The Unite Us HealthTag pilot program is designed to have pharmacy employees help close lifestyle gaps for patients. “By analyzing Aetna Medicaid’s claims data, we can identify patients who are filling their prescriptions at CVS pharmacies that are participating in this pilot program,” she said.
When those patients come to a CVS Pharmacy to pick up their prescription, the HealthTag opportunity alerts the pharmacy employee to talk with the patient about program options through Unite Us that meet their lifestyle needs.
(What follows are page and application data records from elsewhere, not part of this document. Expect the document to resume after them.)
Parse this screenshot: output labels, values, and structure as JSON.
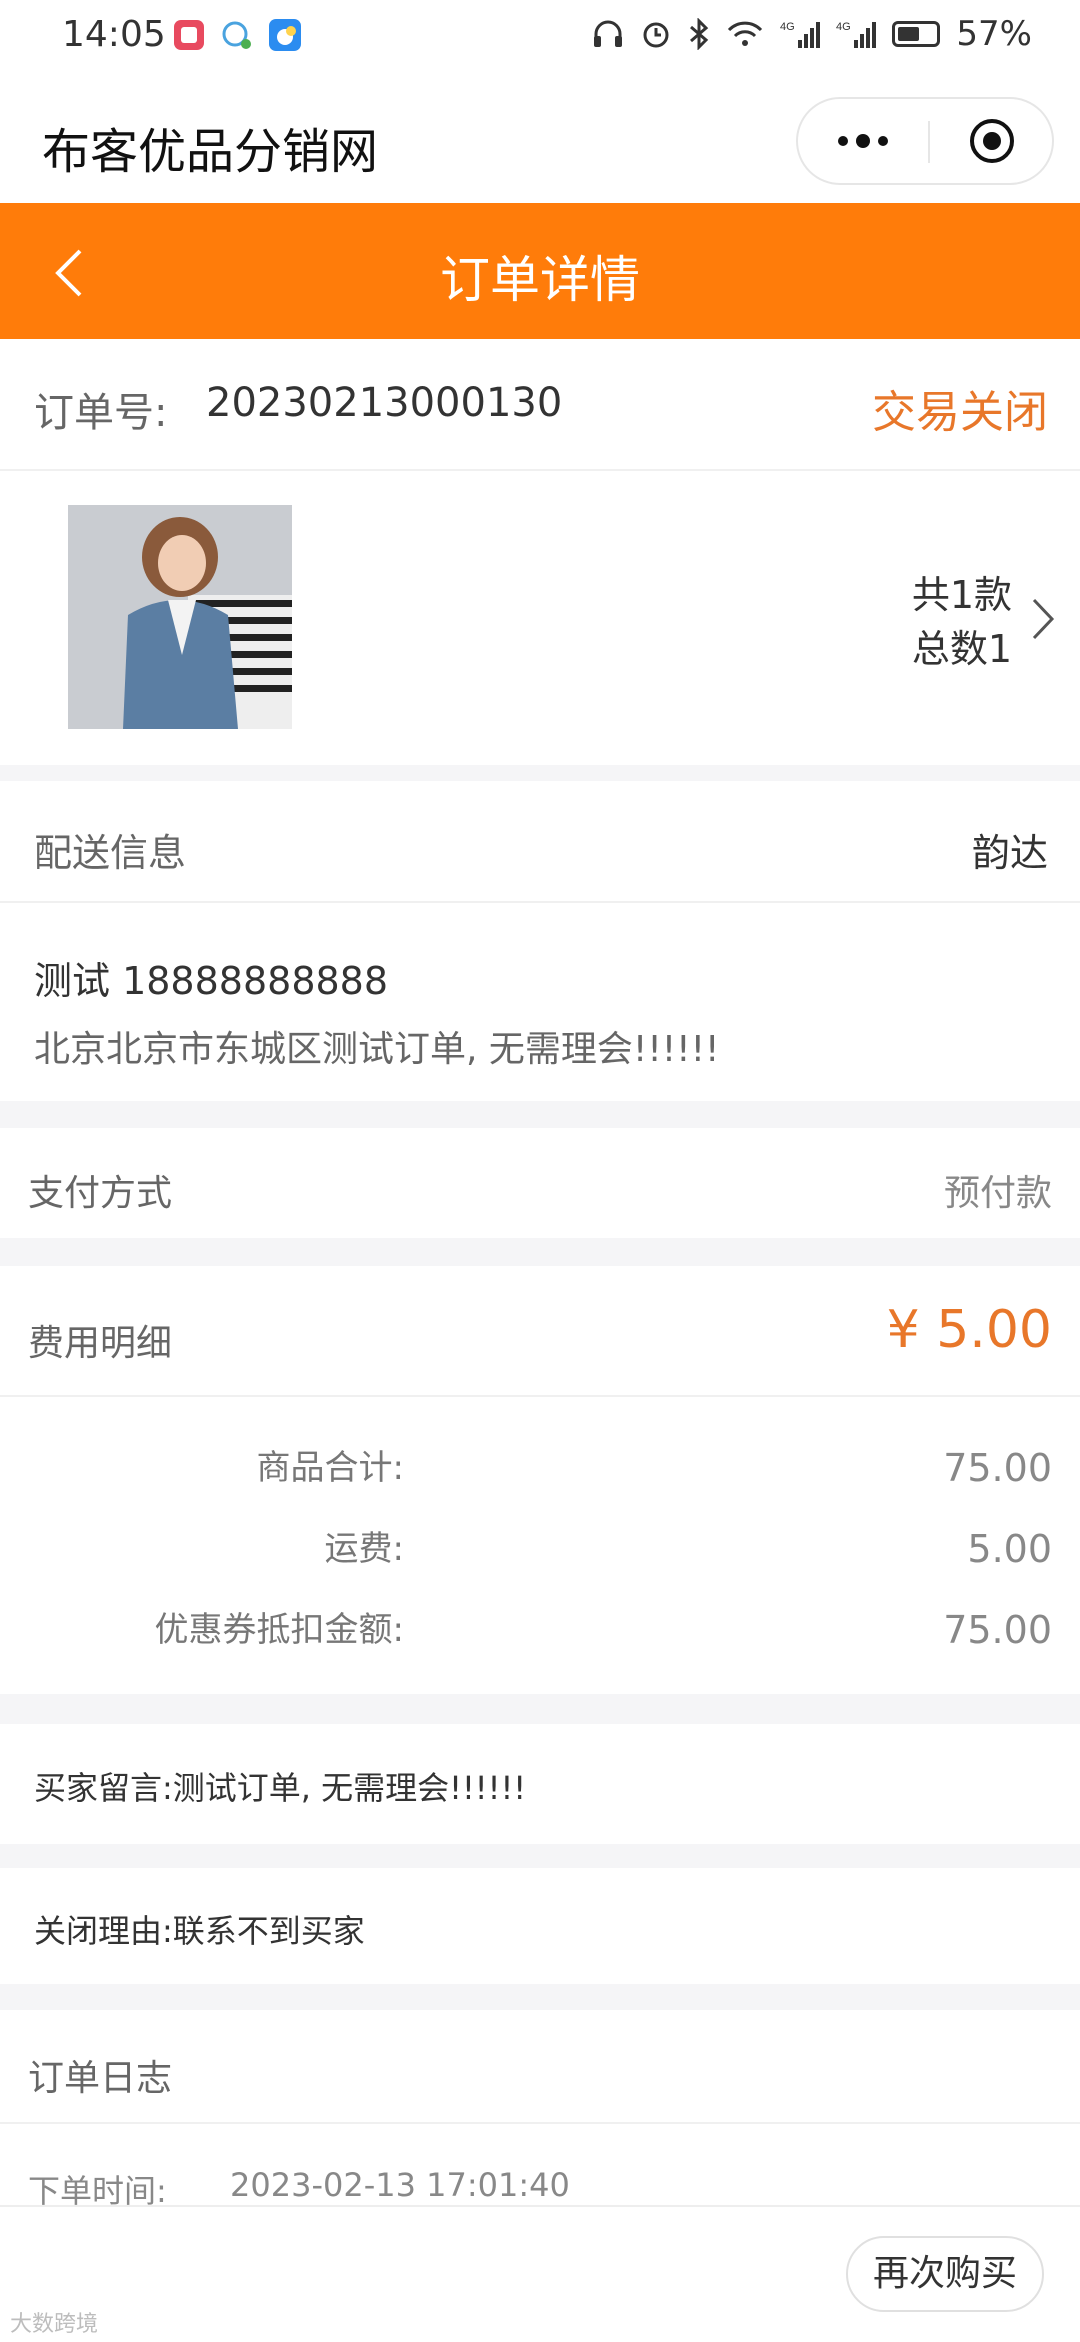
{
  "status": {
    "time": "14:05",
    "battery": "57%",
    "battery_level": 0.57
  },
  "app": {
    "title": "布客优品分销网"
  },
  "nav": {
    "title": "订单详情"
  },
  "order": {
    "number_label": "订单号:",
    "number": "20230213000130",
    "status": "交易关闭"
  },
  "goods": {
    "kinds": "共1款",
    "total": "总数1"
  },
  "delivery": {
    "label": "配送信息",
    "carrier": "韵达",
    "name_phone": "测试 18888888888",
    "address": "北京北京市东城区测试订单, 无需理会!!!!!!"
  },
  "payment": {
    "label": "支付方式",
    "method": "预付款"
  },
  "fees": {
    "label": "费用明细",
    "total": "¥ 5.00",
    "rows": [
      {
        "label": "商品合计:",
        "value": "75.00"
      },
      {
        "label": "运费:",
        "value": "5.00"
      },
      {
        "label": "优惠券抵扣金额:",
        "value": "75.00"
      }
    ]
  },
  "message": {
    "text": "买家留言:测试订单, 无需理会!!!!!!"
  },
  "close": {
    "text": "关闭理由:联系不到买家"
  },
  "log": {
    "label": "订单日志",
    "time_label": "下单时间:",
    "time": "2023-02-13 17:01:40"
  },
  "actions": {
    "buy_again": "再次购买"
  },
  "watermark": "大数跨境",
  "colors": {
    "accent": "#ff7c0a",
    "status_orange": "#e8772a"
  }
}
Once a patient is enrolled in the Unite Us platform, they’re connected with community-based organizations to help address their specific needs.
“The community-based organizations also can help with issues that aren’t as directly connected to a person’s health, but certainly have an influence on their well-being, such as housing services in the area,” Ferrick said. “Through this program, we’re able to improve the health of individuals and communities by providing people who need help the most with local resources through a trusted person they see on a regular basis, such as their pharmacist.”
CVS Health also is engaging with its members in vulnerable communities more often, using communications channels they are likely to see and respond to, such as text messages instead of emails or phone calls.
Lewis Drug’s Ladwig concurred that having conversations with patients is crucial, but many people are too busy and they don’t ask for help.
“How can we as pharmacists be good stewards of our ability to contact patients to get them to be better patients?” he said. “We are trying through MTM, but the biggest obstacle is that when we ask people for consultations on medications, they often say, ‘I’m fine, I don’t need anything’ and don’t get engaged in the conversation. Pharmacists want to help people to be healthier. That’s the bridge, and it’s what we emphasize.”
To that end, Lewis Drug also made an investment to offer its Smart Pack compliance pill pack and Smart Sync adherence packaging to patients for free, although the pharmacy does not receive reimbursement. “We bought a machine years ago, and are doing the packing at fill operations,” Ladwig said. “It’s a huge win for patients, especially daughters who are caregivers. The No. 1 reason people are hospitalized is because they don’t know how to take or understand their medications or the side effects.”